It’s good to choose an ‘easy’/’straightforward’ research topics such as repetitive measurements or data crunching in an area we’re already familiar with. It doesn’t hurt to do these. We’ll get our PhDs. But these three to four years are perfect for us to attempt something crazy. We’ll have a lot of time to concentrate on solving difficult problems and we’ll (hopefully) have the full support of our supervisor and colleagues. Try something difficult. Learn something new. Discover.

4. The university
Actually I am quite inclined to not even list this as an important element. The reason is because it does not quite matter where we do our PhD. Good supervisors and good research projects can be found even in small universities. The quality of our PhD will in the end be determined by the quality of our thesis and publications. But I guess it does matter a bit as you would like to do it in established, preferably household name universities as they will have a structure in place to: (i) help you if you are in trouble and (ii) ensure that your are able to finish on time. Plus it looks nicer on your CV.

Final words:

What about completing a PhD? Well, I am not going to write much about completing a PhD. The reason is because each PhD journey is unique. Hence, it is more difficult to ascertain what constitutes a good advice and what is not. It all depends on one’s particular situation. If it helps, I followed several advice which I found useful:

(i) Write often – both your thesis and research papers. Since day one. 50% of the papers I wrote was never submitted. I rewrote most of my thesis in the final year. But were the earlier drafts and the rejected papers a waste of time? Not at all. They all helped to form my final thesis.

(ii) Be nice – it can get fairly competitive. Just keep things healthy, respect everyone and never shy away from helping others. Be humble.

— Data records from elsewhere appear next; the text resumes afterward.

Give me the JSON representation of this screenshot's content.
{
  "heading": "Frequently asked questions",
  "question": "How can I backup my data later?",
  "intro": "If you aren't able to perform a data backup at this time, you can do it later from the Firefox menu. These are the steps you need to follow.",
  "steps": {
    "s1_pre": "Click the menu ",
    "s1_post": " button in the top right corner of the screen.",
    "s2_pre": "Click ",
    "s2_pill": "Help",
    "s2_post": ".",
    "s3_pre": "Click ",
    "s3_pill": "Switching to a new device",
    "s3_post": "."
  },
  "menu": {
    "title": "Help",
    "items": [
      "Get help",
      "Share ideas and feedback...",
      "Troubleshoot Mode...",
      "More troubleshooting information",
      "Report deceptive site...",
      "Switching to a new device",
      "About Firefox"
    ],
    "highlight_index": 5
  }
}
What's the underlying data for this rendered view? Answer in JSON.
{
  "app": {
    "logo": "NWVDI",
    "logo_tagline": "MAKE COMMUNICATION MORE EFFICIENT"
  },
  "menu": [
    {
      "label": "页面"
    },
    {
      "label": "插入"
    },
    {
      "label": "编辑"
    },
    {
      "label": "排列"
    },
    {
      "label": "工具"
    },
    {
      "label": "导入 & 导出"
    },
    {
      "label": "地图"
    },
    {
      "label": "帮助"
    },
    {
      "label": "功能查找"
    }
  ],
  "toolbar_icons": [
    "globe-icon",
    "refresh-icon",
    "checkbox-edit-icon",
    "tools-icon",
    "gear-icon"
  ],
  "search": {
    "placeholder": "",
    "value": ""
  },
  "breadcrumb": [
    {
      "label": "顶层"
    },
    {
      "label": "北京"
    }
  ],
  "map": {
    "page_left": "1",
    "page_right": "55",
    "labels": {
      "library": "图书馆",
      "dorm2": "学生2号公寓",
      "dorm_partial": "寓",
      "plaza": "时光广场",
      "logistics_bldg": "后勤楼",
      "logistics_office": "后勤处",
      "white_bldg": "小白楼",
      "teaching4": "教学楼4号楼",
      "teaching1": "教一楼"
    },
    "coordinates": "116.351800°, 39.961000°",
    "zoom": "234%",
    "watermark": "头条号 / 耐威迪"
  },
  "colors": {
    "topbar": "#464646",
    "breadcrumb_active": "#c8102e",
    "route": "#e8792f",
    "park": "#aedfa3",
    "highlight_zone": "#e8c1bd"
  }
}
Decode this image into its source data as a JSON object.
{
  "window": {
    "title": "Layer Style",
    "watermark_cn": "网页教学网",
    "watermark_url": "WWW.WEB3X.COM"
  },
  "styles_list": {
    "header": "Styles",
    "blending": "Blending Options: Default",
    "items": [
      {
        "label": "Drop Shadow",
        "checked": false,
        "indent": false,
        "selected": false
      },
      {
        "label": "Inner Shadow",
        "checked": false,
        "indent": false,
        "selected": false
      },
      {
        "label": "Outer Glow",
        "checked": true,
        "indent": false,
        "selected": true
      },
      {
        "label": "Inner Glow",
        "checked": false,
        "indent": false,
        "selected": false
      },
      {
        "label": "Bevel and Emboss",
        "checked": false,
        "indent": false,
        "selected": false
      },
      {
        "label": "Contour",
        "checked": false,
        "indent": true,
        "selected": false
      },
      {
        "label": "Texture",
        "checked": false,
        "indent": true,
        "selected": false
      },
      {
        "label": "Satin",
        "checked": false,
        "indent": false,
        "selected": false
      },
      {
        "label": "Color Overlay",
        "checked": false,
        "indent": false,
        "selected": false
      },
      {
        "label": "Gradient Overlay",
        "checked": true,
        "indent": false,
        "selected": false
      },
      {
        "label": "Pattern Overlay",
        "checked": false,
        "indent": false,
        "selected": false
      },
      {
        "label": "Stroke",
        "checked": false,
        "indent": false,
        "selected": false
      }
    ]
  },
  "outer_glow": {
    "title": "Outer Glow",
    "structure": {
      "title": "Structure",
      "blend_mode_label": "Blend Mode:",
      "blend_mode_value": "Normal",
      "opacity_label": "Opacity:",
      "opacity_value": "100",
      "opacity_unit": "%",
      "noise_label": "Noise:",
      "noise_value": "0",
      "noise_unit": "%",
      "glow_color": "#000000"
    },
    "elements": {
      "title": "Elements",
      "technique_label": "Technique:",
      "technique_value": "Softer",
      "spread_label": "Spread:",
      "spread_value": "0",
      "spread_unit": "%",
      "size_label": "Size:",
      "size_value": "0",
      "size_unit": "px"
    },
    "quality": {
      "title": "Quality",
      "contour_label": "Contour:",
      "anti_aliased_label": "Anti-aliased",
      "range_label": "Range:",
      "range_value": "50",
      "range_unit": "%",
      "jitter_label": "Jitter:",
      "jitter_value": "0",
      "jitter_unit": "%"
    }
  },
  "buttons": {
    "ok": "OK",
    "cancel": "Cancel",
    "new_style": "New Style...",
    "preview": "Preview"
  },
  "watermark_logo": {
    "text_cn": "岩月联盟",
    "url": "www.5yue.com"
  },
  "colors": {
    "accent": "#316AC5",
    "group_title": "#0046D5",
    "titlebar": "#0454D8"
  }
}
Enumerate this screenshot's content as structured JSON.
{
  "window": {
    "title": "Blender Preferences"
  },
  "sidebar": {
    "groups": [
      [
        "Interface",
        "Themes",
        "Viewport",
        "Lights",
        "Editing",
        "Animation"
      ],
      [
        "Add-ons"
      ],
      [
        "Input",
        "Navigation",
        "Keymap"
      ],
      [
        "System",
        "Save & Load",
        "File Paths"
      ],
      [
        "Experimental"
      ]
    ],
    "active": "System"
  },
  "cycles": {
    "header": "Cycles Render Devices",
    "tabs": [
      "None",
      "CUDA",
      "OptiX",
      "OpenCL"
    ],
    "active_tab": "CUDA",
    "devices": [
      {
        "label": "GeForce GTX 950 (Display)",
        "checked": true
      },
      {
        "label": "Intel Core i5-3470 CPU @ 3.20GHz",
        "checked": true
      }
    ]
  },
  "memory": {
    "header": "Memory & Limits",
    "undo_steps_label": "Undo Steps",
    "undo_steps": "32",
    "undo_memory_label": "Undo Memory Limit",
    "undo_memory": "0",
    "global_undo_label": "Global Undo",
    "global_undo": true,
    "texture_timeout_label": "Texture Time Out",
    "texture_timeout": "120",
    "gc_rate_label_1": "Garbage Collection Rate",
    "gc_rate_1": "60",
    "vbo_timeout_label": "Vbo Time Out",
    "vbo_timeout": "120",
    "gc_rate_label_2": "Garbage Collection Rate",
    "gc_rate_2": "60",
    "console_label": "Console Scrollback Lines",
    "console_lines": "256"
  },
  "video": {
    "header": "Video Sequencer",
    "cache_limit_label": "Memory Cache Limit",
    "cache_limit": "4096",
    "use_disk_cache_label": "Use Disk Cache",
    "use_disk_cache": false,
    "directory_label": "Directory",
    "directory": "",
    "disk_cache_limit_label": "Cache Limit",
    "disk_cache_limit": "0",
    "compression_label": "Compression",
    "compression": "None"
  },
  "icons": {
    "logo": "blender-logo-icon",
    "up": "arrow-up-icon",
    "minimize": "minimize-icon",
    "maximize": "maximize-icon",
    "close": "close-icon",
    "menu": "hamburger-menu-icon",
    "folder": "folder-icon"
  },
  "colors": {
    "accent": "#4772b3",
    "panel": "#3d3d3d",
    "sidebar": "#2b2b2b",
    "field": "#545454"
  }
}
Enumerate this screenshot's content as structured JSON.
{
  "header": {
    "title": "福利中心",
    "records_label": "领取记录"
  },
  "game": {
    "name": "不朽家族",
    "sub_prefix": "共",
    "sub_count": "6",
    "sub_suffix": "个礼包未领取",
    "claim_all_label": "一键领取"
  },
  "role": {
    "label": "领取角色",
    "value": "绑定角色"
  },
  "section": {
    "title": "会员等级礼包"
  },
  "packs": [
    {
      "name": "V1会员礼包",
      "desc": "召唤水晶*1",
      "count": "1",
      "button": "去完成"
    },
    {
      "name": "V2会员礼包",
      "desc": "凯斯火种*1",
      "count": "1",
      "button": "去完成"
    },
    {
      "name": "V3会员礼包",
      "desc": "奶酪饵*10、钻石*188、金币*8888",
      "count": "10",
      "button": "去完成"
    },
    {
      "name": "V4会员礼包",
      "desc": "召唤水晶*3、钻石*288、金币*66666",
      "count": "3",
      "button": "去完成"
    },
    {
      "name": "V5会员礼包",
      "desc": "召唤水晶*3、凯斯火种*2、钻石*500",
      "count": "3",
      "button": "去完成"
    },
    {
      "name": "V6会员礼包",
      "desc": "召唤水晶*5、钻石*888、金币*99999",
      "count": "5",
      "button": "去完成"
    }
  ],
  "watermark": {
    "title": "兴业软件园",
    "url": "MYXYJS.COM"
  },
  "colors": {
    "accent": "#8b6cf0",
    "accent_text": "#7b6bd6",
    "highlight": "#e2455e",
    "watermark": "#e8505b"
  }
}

(iii) Develop a thick skin – disappointments come often. Papers get rejected, unsuccessful experiments, rude people, being looked down by more senior figures. Just pick yourself up and deal with it.

(iv) Work hard everyday – read papers and discuss with others in the first year. Accept the fact that we know very little. Learn. Do experiments/simulations in the second year and after. Document failures. Try again. Discuss. Document successes. Write. Publish. Everyday.

Just a takeaway point, I just would like to say that despite the sacrifices, I never regretted doing my PhD. I’ve learnt that the important thing is to try. And once we’ve started the journey, keep working hard. It’ll end, most likely happily. And we’ll be glad we tried in the first place.